Across The Slaughter Tape and Slaughter King mixtapes, you will find 21’s early blueprint; a deadpan and dehydrated cadence, distinct gravel-like vocals, a flow that is at times strained and at others, lazy. However the projects as a whole lack a certain refinement, the production is a bit more scattered and a bit less sleek. On Savage Mode, with a singular producer as the guiding hand and curator of beats, the backdrop became more polished, while still maintaining this eerie and sinister quality that much of 21’s early music had.
The project also played directly into the burgeoning streaming era, not only in its succinct nature but in its playlist-like quality; one song seemed to bleed into another, the vibe was handed down steadily from the mellowed ringing of “No Advance” through to the airy closer, “Ocean Drive.” Each song seems to move purposefully, in both beat and lyrics, and perhaps the short length of the tracklist enunciates this further, demanding our complete attention. 21 is not the most loquacious rapper, so each word he utters feels all the more important, in its brevity. And even in his curt nature, 21 manages to depict a scene so clearly while also creating an emotional resonance, itself a feat. On the same project where 21 menacingly raps, “Bitch, I hang around them Haitians / Pull up on you, tie your kids up / Pistol whip you while your bitch naked” (“No Heart”), he later claims, “These streets so dirty, I just want someone who really there / Can’t fake love, I just want someone who really care” (“Feel It”). It’s a necessary dichotomy that has become not only prevalent, but expected, of rappers in recent years.

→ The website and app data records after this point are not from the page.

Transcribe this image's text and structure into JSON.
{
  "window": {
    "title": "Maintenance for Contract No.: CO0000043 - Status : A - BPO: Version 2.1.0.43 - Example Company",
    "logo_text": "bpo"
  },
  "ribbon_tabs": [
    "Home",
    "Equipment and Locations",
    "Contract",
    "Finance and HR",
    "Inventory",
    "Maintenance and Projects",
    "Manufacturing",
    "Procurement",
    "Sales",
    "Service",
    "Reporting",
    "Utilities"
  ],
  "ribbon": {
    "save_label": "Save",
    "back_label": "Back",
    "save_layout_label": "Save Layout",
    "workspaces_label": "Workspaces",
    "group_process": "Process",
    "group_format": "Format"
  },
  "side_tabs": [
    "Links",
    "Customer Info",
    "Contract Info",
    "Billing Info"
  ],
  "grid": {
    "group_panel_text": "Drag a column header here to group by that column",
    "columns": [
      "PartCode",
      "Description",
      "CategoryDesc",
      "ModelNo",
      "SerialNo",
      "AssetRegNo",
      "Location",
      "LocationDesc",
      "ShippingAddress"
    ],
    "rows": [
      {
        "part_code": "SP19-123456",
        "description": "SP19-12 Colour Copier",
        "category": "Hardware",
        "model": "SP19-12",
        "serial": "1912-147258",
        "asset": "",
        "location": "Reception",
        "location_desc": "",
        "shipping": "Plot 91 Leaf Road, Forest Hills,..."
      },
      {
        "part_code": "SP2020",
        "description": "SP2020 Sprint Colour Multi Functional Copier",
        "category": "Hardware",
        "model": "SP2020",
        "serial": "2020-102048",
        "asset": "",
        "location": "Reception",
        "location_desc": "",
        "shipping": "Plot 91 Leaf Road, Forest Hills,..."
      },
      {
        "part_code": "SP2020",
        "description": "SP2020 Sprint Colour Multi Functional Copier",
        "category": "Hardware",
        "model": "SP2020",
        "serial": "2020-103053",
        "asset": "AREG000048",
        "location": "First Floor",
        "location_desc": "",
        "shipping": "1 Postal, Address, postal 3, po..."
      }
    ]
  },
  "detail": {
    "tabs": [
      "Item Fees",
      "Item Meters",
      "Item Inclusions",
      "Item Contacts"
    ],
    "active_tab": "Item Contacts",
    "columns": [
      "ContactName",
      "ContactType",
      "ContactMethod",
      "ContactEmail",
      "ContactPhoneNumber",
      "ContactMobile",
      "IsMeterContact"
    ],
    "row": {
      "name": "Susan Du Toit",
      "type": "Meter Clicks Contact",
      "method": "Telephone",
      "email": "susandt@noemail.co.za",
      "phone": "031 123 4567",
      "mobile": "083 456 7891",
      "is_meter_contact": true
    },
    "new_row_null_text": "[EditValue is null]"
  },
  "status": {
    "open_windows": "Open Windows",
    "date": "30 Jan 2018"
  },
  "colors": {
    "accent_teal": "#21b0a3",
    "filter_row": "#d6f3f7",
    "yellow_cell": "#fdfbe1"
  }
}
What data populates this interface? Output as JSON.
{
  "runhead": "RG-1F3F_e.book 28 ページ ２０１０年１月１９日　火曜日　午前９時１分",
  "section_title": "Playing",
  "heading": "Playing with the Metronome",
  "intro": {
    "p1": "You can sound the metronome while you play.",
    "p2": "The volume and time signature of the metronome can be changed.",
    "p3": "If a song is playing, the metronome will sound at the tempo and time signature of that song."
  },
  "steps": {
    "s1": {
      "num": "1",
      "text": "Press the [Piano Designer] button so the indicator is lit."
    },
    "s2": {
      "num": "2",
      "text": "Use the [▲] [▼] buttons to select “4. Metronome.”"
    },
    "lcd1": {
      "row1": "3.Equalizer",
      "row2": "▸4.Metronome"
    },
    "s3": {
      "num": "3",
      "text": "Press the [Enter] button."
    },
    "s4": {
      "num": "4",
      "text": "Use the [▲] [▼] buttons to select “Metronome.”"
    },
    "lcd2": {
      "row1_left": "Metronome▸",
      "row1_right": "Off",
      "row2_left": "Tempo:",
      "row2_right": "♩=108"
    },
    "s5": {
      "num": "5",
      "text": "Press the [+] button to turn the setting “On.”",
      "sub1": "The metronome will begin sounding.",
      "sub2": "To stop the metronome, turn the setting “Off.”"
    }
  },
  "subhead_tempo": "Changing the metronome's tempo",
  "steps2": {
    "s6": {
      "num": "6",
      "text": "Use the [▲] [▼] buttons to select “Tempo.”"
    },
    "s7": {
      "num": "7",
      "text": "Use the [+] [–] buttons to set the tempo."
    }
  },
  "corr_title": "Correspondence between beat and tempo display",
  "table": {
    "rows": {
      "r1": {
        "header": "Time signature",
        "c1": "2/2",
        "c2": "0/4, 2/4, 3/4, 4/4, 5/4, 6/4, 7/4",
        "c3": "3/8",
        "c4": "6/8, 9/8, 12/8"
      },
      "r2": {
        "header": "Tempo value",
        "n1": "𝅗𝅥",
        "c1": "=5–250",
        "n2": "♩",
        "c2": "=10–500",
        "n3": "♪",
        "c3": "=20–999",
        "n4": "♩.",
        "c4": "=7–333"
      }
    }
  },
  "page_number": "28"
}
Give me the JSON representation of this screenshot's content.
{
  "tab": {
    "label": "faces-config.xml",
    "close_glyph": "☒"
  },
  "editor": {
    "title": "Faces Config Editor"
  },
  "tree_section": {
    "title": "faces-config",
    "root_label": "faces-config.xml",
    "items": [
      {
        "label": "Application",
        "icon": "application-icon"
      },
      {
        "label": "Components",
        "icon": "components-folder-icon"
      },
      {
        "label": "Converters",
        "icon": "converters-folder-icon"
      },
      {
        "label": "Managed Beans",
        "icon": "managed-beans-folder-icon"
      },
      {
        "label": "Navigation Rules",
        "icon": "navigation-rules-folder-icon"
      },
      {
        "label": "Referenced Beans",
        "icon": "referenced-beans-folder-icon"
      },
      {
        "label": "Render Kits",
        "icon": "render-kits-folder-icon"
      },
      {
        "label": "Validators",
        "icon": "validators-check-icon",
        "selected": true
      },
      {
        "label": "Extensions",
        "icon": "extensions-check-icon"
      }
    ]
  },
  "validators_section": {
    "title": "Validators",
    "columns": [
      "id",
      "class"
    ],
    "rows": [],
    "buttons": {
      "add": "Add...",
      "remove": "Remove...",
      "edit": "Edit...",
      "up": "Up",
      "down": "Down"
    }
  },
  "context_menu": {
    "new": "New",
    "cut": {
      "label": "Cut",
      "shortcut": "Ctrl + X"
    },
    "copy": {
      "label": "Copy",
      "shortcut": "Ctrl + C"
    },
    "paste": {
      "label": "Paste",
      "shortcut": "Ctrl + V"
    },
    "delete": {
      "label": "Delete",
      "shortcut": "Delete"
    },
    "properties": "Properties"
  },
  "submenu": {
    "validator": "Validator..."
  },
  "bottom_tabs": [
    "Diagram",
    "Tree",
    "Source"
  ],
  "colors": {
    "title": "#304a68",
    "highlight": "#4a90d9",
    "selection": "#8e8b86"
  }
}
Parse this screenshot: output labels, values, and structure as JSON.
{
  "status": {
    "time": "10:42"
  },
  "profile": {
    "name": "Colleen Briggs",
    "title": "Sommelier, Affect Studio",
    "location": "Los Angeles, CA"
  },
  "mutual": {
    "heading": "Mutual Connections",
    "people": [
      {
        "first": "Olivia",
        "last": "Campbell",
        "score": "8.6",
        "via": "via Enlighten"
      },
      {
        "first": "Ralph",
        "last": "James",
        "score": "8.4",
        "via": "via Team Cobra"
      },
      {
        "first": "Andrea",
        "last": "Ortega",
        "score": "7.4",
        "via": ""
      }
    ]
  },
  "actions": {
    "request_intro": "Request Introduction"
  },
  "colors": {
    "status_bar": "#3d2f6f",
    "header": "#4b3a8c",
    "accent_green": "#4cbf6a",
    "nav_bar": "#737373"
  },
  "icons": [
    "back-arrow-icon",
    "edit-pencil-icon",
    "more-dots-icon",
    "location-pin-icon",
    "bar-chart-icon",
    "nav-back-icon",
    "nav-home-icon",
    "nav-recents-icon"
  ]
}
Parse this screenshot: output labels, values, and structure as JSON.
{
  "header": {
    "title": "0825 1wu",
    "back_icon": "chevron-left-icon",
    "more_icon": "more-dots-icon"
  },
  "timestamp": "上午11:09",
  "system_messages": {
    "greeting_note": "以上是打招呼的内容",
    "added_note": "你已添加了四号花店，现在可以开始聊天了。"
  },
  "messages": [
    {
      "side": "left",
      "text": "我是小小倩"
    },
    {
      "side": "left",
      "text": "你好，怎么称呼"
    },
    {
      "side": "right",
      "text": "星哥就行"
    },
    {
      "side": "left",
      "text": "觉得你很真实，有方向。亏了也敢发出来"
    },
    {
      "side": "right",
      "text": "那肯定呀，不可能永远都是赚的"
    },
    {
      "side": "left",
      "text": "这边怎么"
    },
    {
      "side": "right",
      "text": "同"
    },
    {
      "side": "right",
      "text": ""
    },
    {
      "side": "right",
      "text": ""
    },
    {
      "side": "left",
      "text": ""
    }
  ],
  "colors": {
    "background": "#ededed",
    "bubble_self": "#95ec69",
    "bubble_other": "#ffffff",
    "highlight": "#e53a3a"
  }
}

Revisit Savage Mode today, four years later, and it sounds current. The EP continues to age gracefully, maintaining a contemporary quality to the production that ensures it’s still worthy of replay value today. It serves as a reminder of 21’s early virtuosity and hints towards his future, one that would find him growing and learning from his past, moving upwards and onwards from his hard-wrought beginnings. Even as 21 Savage does this, as he becomes the type of man who is involved in both charity work and much-needed programs for under-privileged youths, there is something captivating about the simple lack of f*cks he gave on Savage Mode. It’s the type of magic that is often only captured in an artist’s debut, before industry politics and the need for maturation are thrust upon them. Just as much as we can applaud 21’s growth, so too can we also revel in his dalliances with savagery and sin.